The only rival agent who makes an impression is Turgenev, a fat Russian greaseball who has a notorious stench. Constantly we’re told how he stinks, and some of the dialog about him has a proto-Justin Perry vibe to it in how it’s just so weird. Mitchell is ceratin the Russian is onto him – in fact a running thread in The Mercenary is that Mitchell’s afraid his cover may be blown and he’ll be outed as the Mercenary, whereas in reality it should be clear as day to anyone with a lick of sense. In fact it should also be clear as day who is ordering the periodic attempts on Mitchell’s life, but our hero doesn’t put two and two together until the final pages. At this point he’s learned the plotter is also the same bastard who ordered the death of Mitchell’s wife and daughter; he gets to take out the assassin who staged the car crash a ridiculously anticlimactic scene. Mitchell merely storms into the guy’s apartment, finds him in the shower, and shoots him. I mean come on, play out the revenge a little. Like at least douse the bastard with gasoline and throw a lit match on him, something

Freytag pulls out some tricks in the finale, with some enemies who become friends and friends who become enemies, though this later reveal is blatantly obvious and thus lacks any punch. For some odd reason, though, Freytag denies Mitchell his revenge on the man who ordered the death of his family; instead gravity does the trick, pulling the villain and his henchwoman to their grisly fate several stories below. Yes, that’s “henchwoman;” yet another miss in The Mercenary is that the villain has a hotstuff female assistant who is a martial arts wizard, promising for at least some high-impact action. But instead she merely shoots at Mitchell and then ends up falling to her own doom. As I say, the novel plain sucks. 

By book’s end Mitchell is confident he can continue as the Mercenary, his cover fully intact, and what’s more he’ll make Faye his fulltime partner. We’re to understand they will enjoy a brief vacation before their “next assignment,” but mercifully another assignment was not forthcoming. This was it for the adventures of Nick Mitchell, and I can’t say the men’s adventure world was poorer for the loss.


Matthew said...

The Mercenary sounds a lot like the manga/anime character Golgo 13 who is a professional assassin who takes jobs from the highest bidder. He works for both sides of the Cold War (and for the Mafia or anyone else who can pay.) Before each hit he routinely has sex with a beautiful women. A lot of the stories have a grindhouse vibe, though others read like something Frederick Forsyte or Tom Clancy might write.
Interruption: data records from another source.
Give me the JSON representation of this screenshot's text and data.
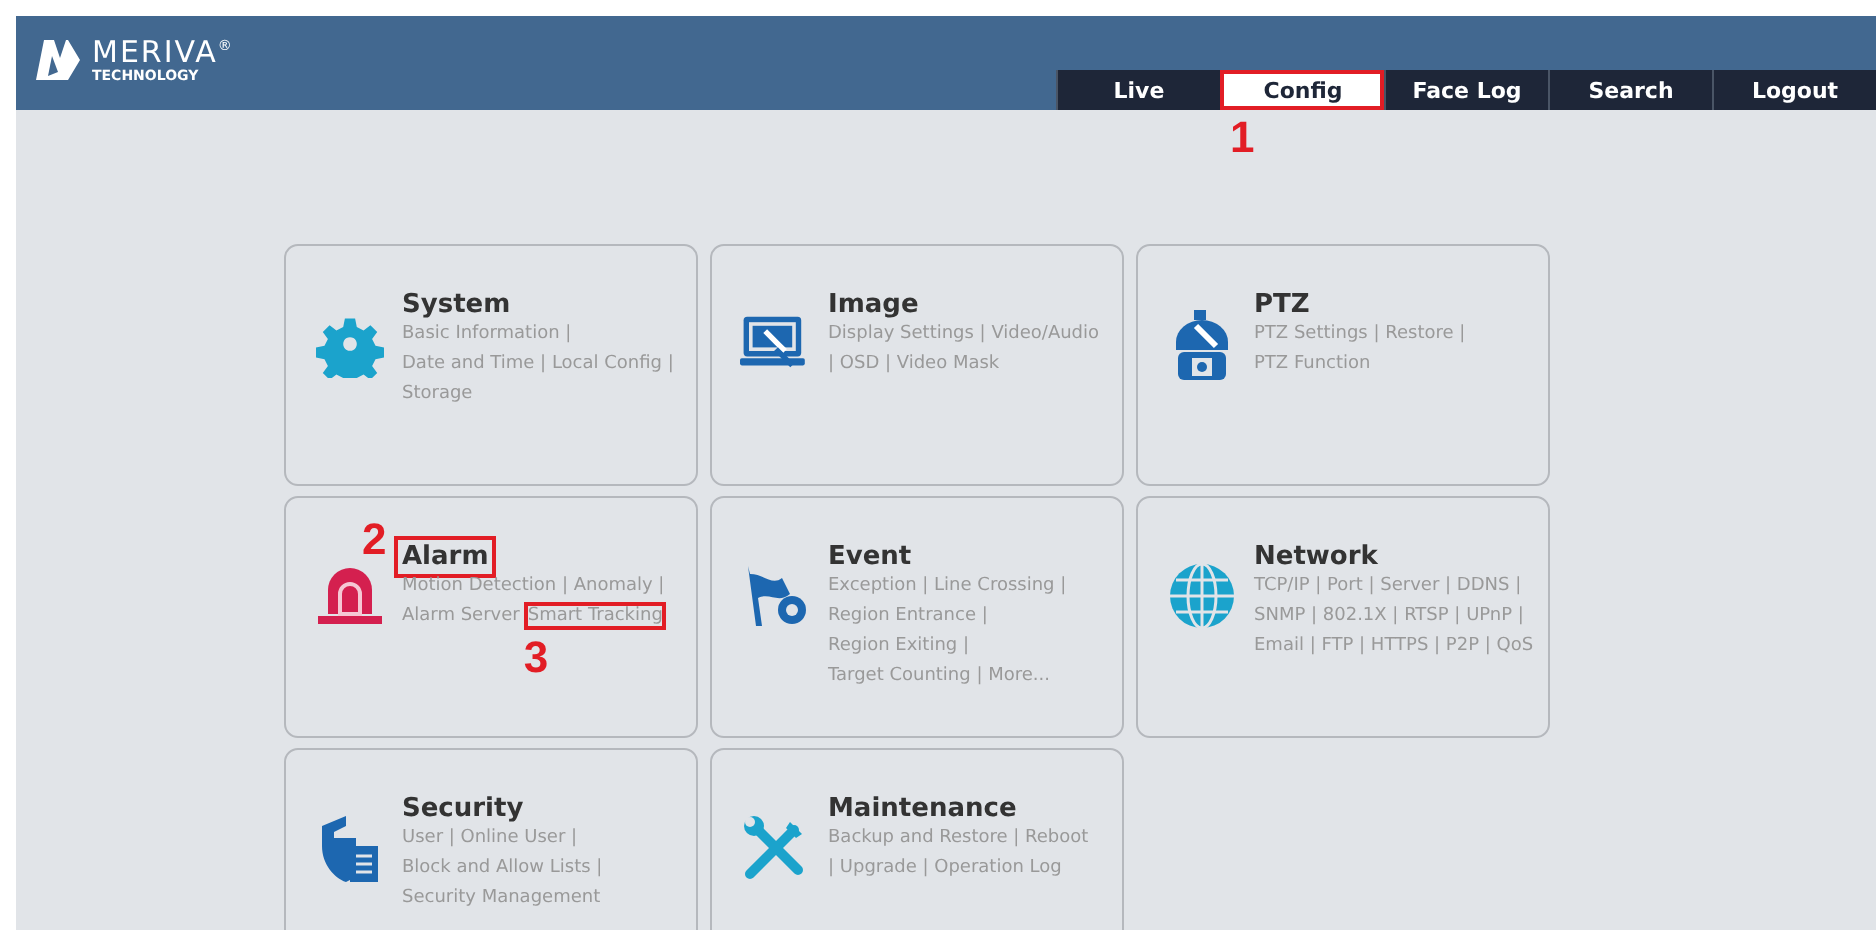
{
  "brand": {
    "name": "MERIVA",
    "mark": "®",
    "tagline": "TECHNOLOGY"
  },
  "tabs": [
    {
      "label": "Live",
      "selected": false
    },
    {
      "label": "Config",
      "selected": true,
      "callout": "1"
    },
    {
      "label": "Face Log",
      "selected": false
    },
    {
      "label": "Search",
      "selected": false
    },
    {
      "label": "Logout",
      "selected": false
    }
  ],
  "cards": [
    {
      "kind": "gear",
      "title": "System",
      "lines": [
        [
          {
            "text": "Basic Information |"
          }
        ],
        [
          {
            "text": "Date and Time | Local Config |"
          }
        ],
        [
          {
            "text": "Storage"
          }
        ]
      ]
    },
    {
      "kind": "monitor",
      "title": "Image",
      "lines": [
        [
          {
            "text": "Display Settings | Video/Audio"
          }
        ],
        [
          {
            "text": "| OSD | Video Mask"
          }
        ]
      ]
    },
    {
      "kind": "ptz",
      "title": "PTZ",
      "lines": [
        [
          {
            "text": "PTZ Settings | Restore |"
          }
        ],
        [
          {
            "text": "PTZ Function"
          }
        ]
      ]
    },
    {
      "kind": "alarm",
      "title": "Alarm",
      "callout": "2",
      "lines": [
        [
          {
            "text": "Motion Detection | Anomaly |"
          }
        ],
        [
          {
            "text": "Alarm Server"
          },
          {
            "text": "Smart Tracking",
            "callout": "3"
          }
        ]
      ]
    },
    {
      "kind": "event",
      "title": "Event",
      "lines": [
        [
          {
            "text": "Exception | Line Crossing |"
          }
        ],
        [
          {
            "text": "Region Entrance |"
          }
        ],
        [
          {
            "text": "Region Exiting |"
          }
        ],
        [
          {
            "text": "Target Counting | More..."
          }
        ]
      ]
    },
    {
      "kind": "globe",
      "title": "Network",
      "lines": [
        [
          {
            "text": "TCP/IP | Port | Server | DDNS |"
          }
        ],
        [
          {
            "text": "SNMP | 802.1X | RTSP | UPnP |"
          }
        ],
        [
          {
            "text": "Email | FTP | HTTPS | P2P | QoS"
          }
        ]
      ]
    },
    {
      "kind": "shield",
      "title": "Security",
      "lines": [
        [
          {
            "text": "User | Online User |"
          }
        ],
        [
          {
            "text": "Block and Allow Lists |"
          }
        ],
        [
          {
            "text": "Security Management"
          }
        ]
      ]
    },
    {
      "kind": "tools",
      "title": "Maintenance",
      "lines": [
        [
          {
            "text": "Backup and Restore | Reboot"
          }
        ],
        [
          {
            "text": "| Upgrade | Operation Log"
          }
        ]
      ]
    }
  ]
}
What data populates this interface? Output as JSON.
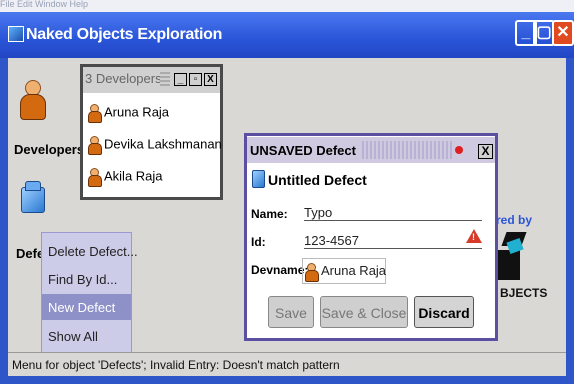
{
  "top_strip": {
    "text": "File    Edit    Window    Help"
  },
  "window": {
    "title": "Naked Objects Exploration"
  },
  "desktop": {
    "developers_label": "Developers",
    "defects_label": "Defe"
  },
  "developers_window": {
    "title": "3 Developers",
    "items": [
      "Aruna Raja",
      "Devika Lakshmanan",
      "Akila Raja"
    ]
  },
  "defect_window": {
    "title": "UNSAVED Defect",
    "heading": "Untitled Defect",
    "fields": {
      "name_label": "Name:",
      "name_value": "Typo",
      "id_label": "Id:",
      "id_value": "123-4567",
      "devname_label": "Devname:",
      "devname_value": "Aruna Raja"
    },
    "buttons": {
      "save": "Save",
      "save_close": "Save & Close",
      "discard": "Discard"
    }
  },
  "background_logo": {
    "line1": "red by",
    "line2": "BJECTS"
  },
  "context_menu": {
    "items": [
      "Delete Defect...",
      "Find By Id...",
      "New Defect",
      "Show All"
    ],
    "highlighted_index": 2
  },
  "status_bar": {
    "text": "Menu for object 'Defects';  Invalid Entry: Doesn't match pattern"
  },
  "colors": {
    "title_blue": "#2a55d8",
    "desk_gray": "#d9d8d4",
    "menu_lavender": "#cccce8",
    "highlight": "#8e90c8"
  }
}
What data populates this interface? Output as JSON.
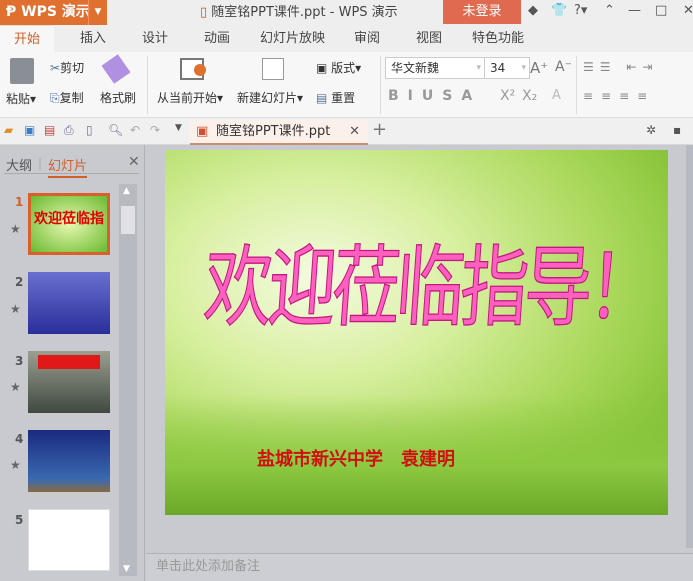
{
  "app": {
    "name": "WPS 演示",
    "title": "随室铭PPT课件.ppt - WPS 演示",
    "login": "未登录"
  },
  "tabs": [
    "开始",
    "插入",
    "设计",
    "动画",
    "幻灯片放映",
    "审阅",
    "视图",
    "特色功能"
  ],
  "ribbon": {
    "paste": "粘贴",
    "cut": "剪切",
    "copy": "复制",
    "format_painter": "格式刷",
    "from_current": "从当前开始",
    "new_slide": "新建幻灯片",
    "layout": "版式",
    "reset": "重置",
    "font": "华文新魏",
    "font_size": "34"
  },
  "doc_tab": "随室铭PPT课件.ppt",
  "panel": {
    "outline": "大纲",
    "slides": "幻灯片",
    "numbers": [
      "1",
      "2",
      "3",
      "4",
      "5"
    ]
  },
  "slide": {
    "title": "欢迎莅临指导！",
    "author": "盐城市新兴中学　袁建明"
  },
  "notes_placeholder": "单击此处添加备注"
}
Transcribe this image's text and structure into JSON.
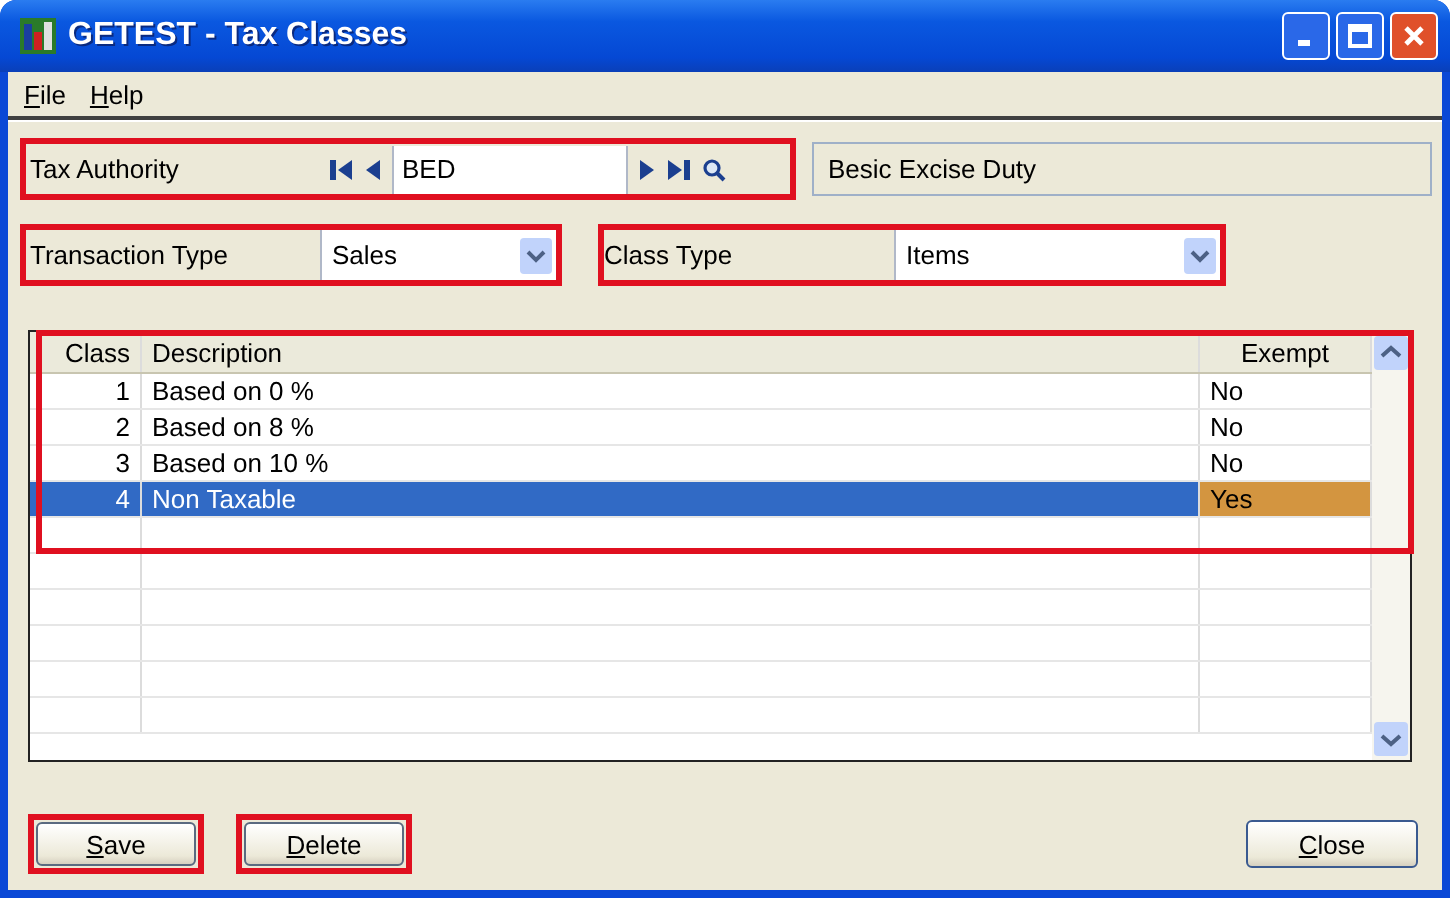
{
  "window": {
    "title": "GETEST - Tax Classes"
  },
  "menu": [
    {
      "label": "File"
    },
    {
      "label": "Help"
    }
  ],
  "tax_authority": {
    "label": "Tax Authority",
    "value": "BED",
    "description": "Besic Excise Duty"
  },
  "transaction_type": {
    "label": "Transaction Type",
    "value": "Sales"
  },
  "class_type": {
    "label": "Class Type",
    "value": "Items"
  },
  "table": {
    "columns": [
      "Class",
      "Description",
      "Exempt"
    ],
    "rows": [
      {
        "cells": [
          "1",
          "Based on 0 %",
          "No"
        ],
        "selected": false
      },
      {
        "cells": [
          "2",
          "Based on 8 %",
          "No"
        ],
        "selected": false
      },
      {
        "cells": [
          "3",
          "Based on 10 %",
          "No"
        ],
        "selected": false
      },
      {
        "cells": [
          "4",
          "Non Taxable",
          "Yes"
        ],
        "selected": true
      }
    ]
  },
  "buttons": [
    {
      "label": "Save",
      "highlighted": true
    },
    {
      "label": "Delete",
      "highlighted": true
    }
  ],
  "close_button": {
    "label": "Close"
  }
}
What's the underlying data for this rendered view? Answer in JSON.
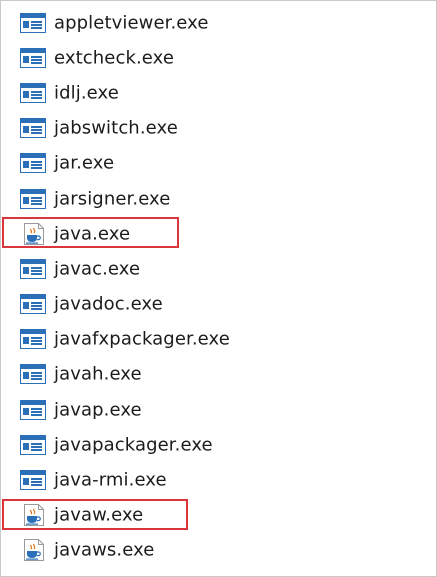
{
  "files": [
    {
      "name": "appletviewer.exe",
      "icon": "console-exe-icon"
    },
    {
      "name": "extcheck.exe",
      "icon": "console-exe-icon"
    },
    {
      "name": "idlj.exe",
      "icon": "console-exe-icon"
    },
    {
      "name": "jabswitch.exe",
      "icon": "console-exe-icon"
    },
    {
      "name": "jar.exe",
      "icon": "console-exe-icon"
    },
    {
      "name": "jarsigner.exe",
      "icon": "console-exe-icon"
    },
    {
      "name": "java.exe",
      "icon": "java-coffee-cup-icon",
      "highlighted": true
    },
    {
      "name": "javac.exe",
      "icon": "console-exe-icon"
    },
    {
      "name": "javadoc.exe",
      "icon": "console-exe-icon"
    },
    {
      "name": "javafxpackager.exe",
      "icon": "console-exe-icon"
    },
    {
      "name": "javah.exe",
      "icon": "console-exe-icon"
    },
    {
      "name": "javap.exe",
      "icon": "console-exe-icon"
    },
    {
      "name": "javapackager.exe",
      "icon": "console-exe-icon"
    },
    {
      "name": "java-rmi.exe",
      "icon": "console-exe-icon"
    },
    {
      "name": "javaw.exe",
      "icon": "java-coffee-cup-icon",
      "highlighted": true
    },
    {
      "name": "javaws.exe",
      "icon": "java-coffee-cup-icon"
    }
  ],
  "colors": {
    "highlight_border": "#d9353b",
    "icon_blue": "#2a6fb8",
    "text": "#1b1b1b"
  }
}
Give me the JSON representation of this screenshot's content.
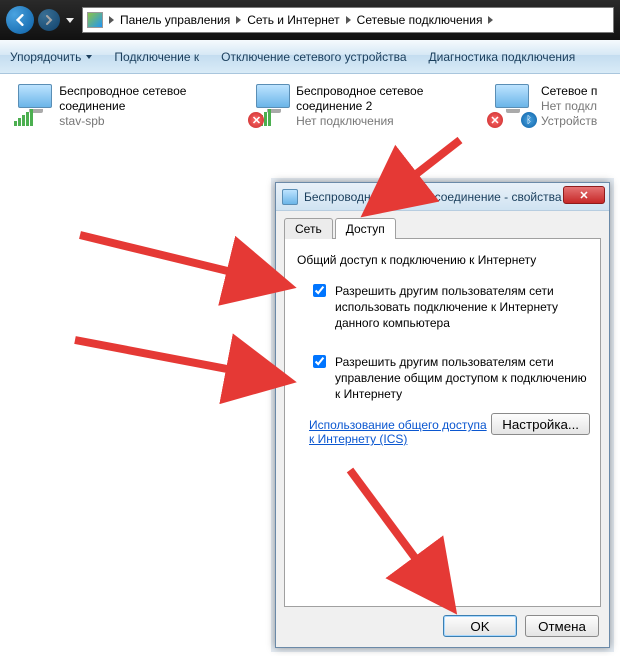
{
  "navbar": {
    "breadcrumb": [
      "Панель управления",
      "Сеть и Интернет",
      "Сетевые подключения"
    ]
  },
  "cmdbar": {
    "organize": "Упорядочить",
    "connect": "Подключение к",
    "disable": "Отключение сетевого устройства",
    "diagnose": "Диагностика подключения"
  },
  "adapters": [
    {
      "title": "Беспроводное сетевое соединение",
      "sub": "stav-spb",
      "disabled": false,
      "bluetooth": false
    },
    {
      "title": "Беспроводное сетевое соединение 2",
      "sub": "Нет подключения",
      "disabled": true,
      "bluetooth": false
    },
    {
      "title": "Сетевое п",
      "sub1": "Нет подкл",
      "sub2": "Устройств",
      "disabled": true,
      "bluetooth": true
    }
  ],
  "dialog": {
    "title": "Беспроводное сетевое соединение - свойства",
    "tabs": {
      "network": "Сеть",
      "sharing": "Доступ"
    },
    "group_title": "Общий доступ к подключению к Интернету",
    "check1": "Разрешить другим пользователям сети использовать подключение к Интернету данного компьютера",
    "check2": "Разрешить другим пользователям сети управление общим доступом к подключению к Интернету",
    "link": "Использование общего доступа к Интернету (ICS)",
    "settings": "Настройка...",
    "ok": "OK",
    "cancel": "Отмена"
  }
}
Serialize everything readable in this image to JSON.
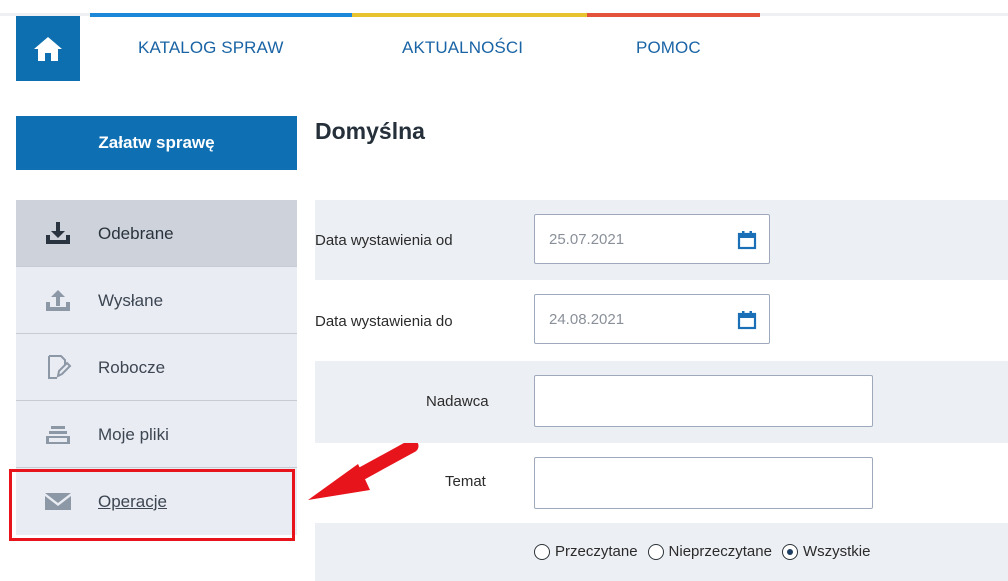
{
  "header": {
    "nav": [
      "KATALOG SPRAW",
      "AKTUALNOŚCI",
      "POMOC"
    ],
    "accent_colors": [
      "#1e88d8",
      "#e8c330",
      "#e3523b"
    ],
    "home_icon": "home-icon"
  },
  "sidebar": {
    "primary_button": "Załatw sprawę",
    "items": [
      {
        "label": "Odebrane",
        "icon": "inbox-download-icon",
        "active": true
      },
      {
        "label": "Wysłane",
        "icon": "upload-icon"
      },
      {
        "label": "Robocze",
        "icon": "draft-edit-icon"
      },
      {
        "label": "Moje pliki",
        "icon": "file-tray-icon"
      },
      {
        "label": "Operacje",
        "icon": "envelope-icon",
        "highlighted": true
      }
    ]
  },
  "main": {
    "title": "Domyślna",
    "filters": {
      "date_from_label": "Data wystawienia od",
      "date_from_value": "25.07.2021",
      "date_to_label": "Data wystawienia do",
      "date_to_value": "24.08.2021",
      "sender_label": "Nadawca",
      "sender_value": "",
      "subject_label": "Temat",
      "subject_value": "",
      "read_options": [
        "Przeczytane",
        "Nieprzeczytane",
        "Wszystkie"
      ],
      "read_selected": "Wszystkie"
    }
  },
  "annotation": {
    "color": "#e8141b"
  }
}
Film Buff said...

Got a copy at home of this book. Haven't read yet.

Film Buff said...

Just read. Sucks.